News Online Seems to Have Long Shelf Life

"A new research paper seeks to answer a riddle for publishers, editors and even readers: when does new news become old news? In the case of a news article on the Internet, the answer is surprisingly long: 36 hours on average, according to the paper, “The Dynamics of Information Access on the Web,” which appeared in the June issue of Physical Review E, the journal of the American Physical Society."


alkieanon's picture

This news article was in 2006, wonder if there is an update to the original research paper. Has the 36 hour average time increased or decreased?
JR Harris's picture

Depending upon the news outlet, current news becomes archived in 6 to 12 months from my experience. The news is still there, you just have to pay to search the archive online or at the actual paper copies. Small newspapers that follow a court case, arrest or other incident archive rather quickly unless it makes a national news outlet such as CNN, Reuters or Associated Press (AP). Newspapers and magazines go out of business or change names and some aren't digitized and online. The best place to research an incident is at a University Library that archives multiple publications. The best and most extensive archives are at Federal Depository Libraries or Law Libraries who archive everything they can. Smaller news outlets are normally only archived regionally or locally and sometimes not at all. An example of this would be the Katonah Patch in Westchester County in New York. It may or may not be archived at the Katonah Village Library. If the information it gives in the form of names, places and dates and the digital copy is archived or removed from the web, all information may be lost. When referencing a local court case or arrest the information often has a very short online lifetime. The information is still there at the court house, but you need to know the name of the court house, the presiding judge and the actual court case as well as dates. Not all court houses have digitally available public archives. Police stations normally have very little online archives, but the information is available if you show up in person and know the name of the officer, the date of incident and the name of the perpetrator. In both of these cases it requires a trip to the actual court house or police station which can often be cost prohibitive. That is why it is important when you do find a news report of interest, to capture the names of those involved, the arresting officer, the police station they belong to, the court house, the judge, dates and the name of the reporter reporting it as well as the name of the publication. This way you can reconstruct all of the information if need be. Unfortunately some of the AA faithful know that information disappears off the web and it can not be retrieved unless you are willing to spend the money to travel and go to physical archives. This is evident in places such as Stepping Stones in Bedford, New York. they are being accused of increasing the traffic in a residential neighborhood and attempting to make the home of Bill and Lois Wilson a mecca and pilgrimage spot.
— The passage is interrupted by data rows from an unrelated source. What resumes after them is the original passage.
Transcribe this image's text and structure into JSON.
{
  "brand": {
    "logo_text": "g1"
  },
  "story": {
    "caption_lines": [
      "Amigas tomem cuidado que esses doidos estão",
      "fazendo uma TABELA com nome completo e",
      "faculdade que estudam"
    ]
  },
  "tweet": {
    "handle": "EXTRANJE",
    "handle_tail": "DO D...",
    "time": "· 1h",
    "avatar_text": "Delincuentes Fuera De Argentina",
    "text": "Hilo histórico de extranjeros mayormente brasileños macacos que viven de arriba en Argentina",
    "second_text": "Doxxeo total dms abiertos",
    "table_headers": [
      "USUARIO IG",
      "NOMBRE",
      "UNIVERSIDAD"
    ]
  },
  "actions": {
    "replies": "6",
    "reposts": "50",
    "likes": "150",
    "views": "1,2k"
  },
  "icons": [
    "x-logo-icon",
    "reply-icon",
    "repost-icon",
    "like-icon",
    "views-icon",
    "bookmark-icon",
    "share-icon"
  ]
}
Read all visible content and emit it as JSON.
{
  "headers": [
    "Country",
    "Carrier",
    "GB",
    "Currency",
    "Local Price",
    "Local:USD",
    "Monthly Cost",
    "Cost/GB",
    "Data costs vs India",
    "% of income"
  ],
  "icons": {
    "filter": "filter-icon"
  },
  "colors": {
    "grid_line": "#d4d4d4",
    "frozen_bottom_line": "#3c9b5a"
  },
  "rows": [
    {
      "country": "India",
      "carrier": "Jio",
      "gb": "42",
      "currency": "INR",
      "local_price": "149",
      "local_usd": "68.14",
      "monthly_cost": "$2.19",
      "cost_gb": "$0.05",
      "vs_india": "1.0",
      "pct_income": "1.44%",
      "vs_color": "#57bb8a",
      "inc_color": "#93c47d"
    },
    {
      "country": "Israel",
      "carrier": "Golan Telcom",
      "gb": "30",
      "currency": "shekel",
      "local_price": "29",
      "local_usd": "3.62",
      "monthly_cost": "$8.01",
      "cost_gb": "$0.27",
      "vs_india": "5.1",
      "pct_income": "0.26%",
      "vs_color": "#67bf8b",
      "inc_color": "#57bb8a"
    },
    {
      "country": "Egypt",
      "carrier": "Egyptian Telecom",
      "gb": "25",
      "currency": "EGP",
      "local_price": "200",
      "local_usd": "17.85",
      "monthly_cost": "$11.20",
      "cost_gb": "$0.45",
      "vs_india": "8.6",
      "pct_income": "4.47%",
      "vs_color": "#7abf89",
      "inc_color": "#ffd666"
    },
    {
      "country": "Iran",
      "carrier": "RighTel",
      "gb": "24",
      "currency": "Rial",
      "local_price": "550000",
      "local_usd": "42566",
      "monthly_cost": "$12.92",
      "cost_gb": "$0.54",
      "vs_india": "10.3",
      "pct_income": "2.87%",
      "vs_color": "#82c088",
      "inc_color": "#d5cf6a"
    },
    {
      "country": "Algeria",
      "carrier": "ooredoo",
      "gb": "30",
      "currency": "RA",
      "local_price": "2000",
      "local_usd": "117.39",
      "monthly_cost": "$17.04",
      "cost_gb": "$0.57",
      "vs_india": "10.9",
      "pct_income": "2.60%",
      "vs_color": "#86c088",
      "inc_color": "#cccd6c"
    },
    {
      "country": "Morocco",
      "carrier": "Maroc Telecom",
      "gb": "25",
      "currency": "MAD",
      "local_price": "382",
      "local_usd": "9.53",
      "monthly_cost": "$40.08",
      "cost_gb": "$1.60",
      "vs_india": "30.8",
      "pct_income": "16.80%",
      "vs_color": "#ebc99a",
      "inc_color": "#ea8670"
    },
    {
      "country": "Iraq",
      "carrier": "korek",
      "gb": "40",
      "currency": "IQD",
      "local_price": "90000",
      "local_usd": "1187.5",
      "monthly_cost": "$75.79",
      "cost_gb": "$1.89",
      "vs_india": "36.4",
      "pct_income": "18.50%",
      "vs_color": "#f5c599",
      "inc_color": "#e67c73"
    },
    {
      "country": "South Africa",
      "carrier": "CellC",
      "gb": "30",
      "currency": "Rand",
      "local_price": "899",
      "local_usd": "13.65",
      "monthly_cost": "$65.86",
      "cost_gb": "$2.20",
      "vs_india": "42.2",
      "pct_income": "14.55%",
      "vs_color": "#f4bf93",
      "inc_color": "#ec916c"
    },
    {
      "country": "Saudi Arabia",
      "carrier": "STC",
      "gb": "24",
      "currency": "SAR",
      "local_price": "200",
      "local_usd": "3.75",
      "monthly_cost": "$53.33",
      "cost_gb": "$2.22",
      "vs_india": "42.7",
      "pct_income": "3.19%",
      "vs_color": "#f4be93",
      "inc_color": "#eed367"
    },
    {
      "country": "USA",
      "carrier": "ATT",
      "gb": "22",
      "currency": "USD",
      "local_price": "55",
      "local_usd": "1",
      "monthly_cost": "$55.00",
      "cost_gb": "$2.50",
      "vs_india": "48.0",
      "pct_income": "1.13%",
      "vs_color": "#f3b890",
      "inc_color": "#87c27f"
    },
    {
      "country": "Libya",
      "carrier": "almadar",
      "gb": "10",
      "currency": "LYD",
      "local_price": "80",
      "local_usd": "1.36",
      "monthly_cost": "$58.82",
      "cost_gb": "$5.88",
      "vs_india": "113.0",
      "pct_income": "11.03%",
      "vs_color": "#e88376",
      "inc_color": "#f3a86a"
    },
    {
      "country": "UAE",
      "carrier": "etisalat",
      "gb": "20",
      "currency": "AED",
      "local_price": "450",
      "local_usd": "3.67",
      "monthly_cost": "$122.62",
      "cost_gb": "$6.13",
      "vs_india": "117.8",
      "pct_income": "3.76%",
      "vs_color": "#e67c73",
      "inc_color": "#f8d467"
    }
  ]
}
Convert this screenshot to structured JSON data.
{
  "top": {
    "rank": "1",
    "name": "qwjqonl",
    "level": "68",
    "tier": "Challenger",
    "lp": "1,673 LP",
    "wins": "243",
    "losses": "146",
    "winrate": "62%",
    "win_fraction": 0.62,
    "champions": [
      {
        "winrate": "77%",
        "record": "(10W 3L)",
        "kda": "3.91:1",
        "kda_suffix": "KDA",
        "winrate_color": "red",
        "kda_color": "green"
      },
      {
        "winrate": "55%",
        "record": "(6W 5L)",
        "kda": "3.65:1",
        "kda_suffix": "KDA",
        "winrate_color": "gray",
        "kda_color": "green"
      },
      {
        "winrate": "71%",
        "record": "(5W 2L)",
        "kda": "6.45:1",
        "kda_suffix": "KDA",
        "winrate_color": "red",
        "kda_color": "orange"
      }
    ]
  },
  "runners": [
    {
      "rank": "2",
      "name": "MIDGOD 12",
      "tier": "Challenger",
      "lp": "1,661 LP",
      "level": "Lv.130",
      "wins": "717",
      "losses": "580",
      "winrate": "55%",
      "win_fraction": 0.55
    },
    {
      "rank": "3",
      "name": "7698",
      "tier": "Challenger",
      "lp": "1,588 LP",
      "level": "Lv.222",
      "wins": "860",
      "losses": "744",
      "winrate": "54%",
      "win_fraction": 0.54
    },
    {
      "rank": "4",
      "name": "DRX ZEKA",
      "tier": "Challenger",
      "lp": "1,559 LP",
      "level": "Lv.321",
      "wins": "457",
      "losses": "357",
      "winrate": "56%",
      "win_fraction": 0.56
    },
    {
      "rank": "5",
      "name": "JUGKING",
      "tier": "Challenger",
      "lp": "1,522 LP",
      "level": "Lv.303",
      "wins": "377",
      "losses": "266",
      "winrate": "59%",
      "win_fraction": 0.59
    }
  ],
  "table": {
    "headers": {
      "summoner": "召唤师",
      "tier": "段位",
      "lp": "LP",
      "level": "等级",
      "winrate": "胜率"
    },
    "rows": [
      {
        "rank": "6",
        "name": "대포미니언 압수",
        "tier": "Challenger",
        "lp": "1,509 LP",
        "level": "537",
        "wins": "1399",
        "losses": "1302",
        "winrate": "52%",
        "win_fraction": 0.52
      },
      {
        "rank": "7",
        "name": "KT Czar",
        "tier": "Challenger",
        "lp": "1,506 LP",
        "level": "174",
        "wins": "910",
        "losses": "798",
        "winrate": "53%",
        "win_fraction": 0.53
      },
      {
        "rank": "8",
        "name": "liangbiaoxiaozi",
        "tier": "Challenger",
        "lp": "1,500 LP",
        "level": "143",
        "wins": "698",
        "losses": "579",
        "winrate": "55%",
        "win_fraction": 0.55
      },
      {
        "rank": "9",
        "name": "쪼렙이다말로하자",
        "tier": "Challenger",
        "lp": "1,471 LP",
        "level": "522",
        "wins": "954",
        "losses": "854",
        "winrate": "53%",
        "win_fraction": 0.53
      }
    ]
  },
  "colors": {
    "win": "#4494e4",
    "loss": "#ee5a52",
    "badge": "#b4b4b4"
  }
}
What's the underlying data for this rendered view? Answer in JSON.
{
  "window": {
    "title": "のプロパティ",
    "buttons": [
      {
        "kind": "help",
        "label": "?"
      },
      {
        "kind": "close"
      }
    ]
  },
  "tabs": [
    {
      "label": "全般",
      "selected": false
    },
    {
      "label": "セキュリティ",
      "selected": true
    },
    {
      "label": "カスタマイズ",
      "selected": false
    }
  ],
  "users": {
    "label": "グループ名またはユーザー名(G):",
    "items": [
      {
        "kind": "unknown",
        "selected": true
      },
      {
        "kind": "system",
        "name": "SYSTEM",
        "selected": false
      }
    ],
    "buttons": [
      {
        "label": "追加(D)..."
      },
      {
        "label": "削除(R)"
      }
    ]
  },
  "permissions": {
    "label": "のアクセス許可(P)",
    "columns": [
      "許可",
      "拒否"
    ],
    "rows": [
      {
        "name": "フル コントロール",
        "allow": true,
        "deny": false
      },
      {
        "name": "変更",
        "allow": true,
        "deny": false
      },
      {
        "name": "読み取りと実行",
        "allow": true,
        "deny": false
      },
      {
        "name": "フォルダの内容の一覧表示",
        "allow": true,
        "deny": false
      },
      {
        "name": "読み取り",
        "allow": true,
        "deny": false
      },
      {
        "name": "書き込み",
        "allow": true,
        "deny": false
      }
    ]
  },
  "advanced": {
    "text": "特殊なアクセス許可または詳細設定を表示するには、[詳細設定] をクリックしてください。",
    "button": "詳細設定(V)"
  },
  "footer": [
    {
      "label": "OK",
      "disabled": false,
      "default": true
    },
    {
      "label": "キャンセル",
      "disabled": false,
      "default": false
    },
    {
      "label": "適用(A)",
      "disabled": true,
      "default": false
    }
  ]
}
The Stepping Stones Annual Family Groups picnic is in its 61st year, but how much can you find out about the other 60 picnics? Not much online but you may be able to find it at a local archive. Then again, with information disappearing this quickly and the AA faithful knowing it, the current trend is to disavow the information given and not dispute it, just say "Dig Deeper" and link to something else.

~You can not moderate the truth. Just don't lie, steal or make stuff up out of thin air and try to minimize the people hurt by AA without it being pointed out to you. It's really very simple.~

alkieanon's picture

Pre-internet, a person had to do the actual research and the legwork. Now, free search engines make it easier to "dig deeper". Paid subscription model will make it harder. Not sure if Google's new "semantic search" will introduce more "clutter" to results: New organizations "know" what is new news, old news, archive news, or news to be deleted from their internet websites based on their policies and procedures. Agree that the name of the reporter is key to any reconstruction of an old news story. They have their notes, inside knowledge, and access to the news archives. Why no follow up on the old news story by the reporter? Dunno. Maybe the old news story has no more "legs", then there is no new news to report. If just a single story, hence the "dig deeper" challenge to find more to prove an accusation.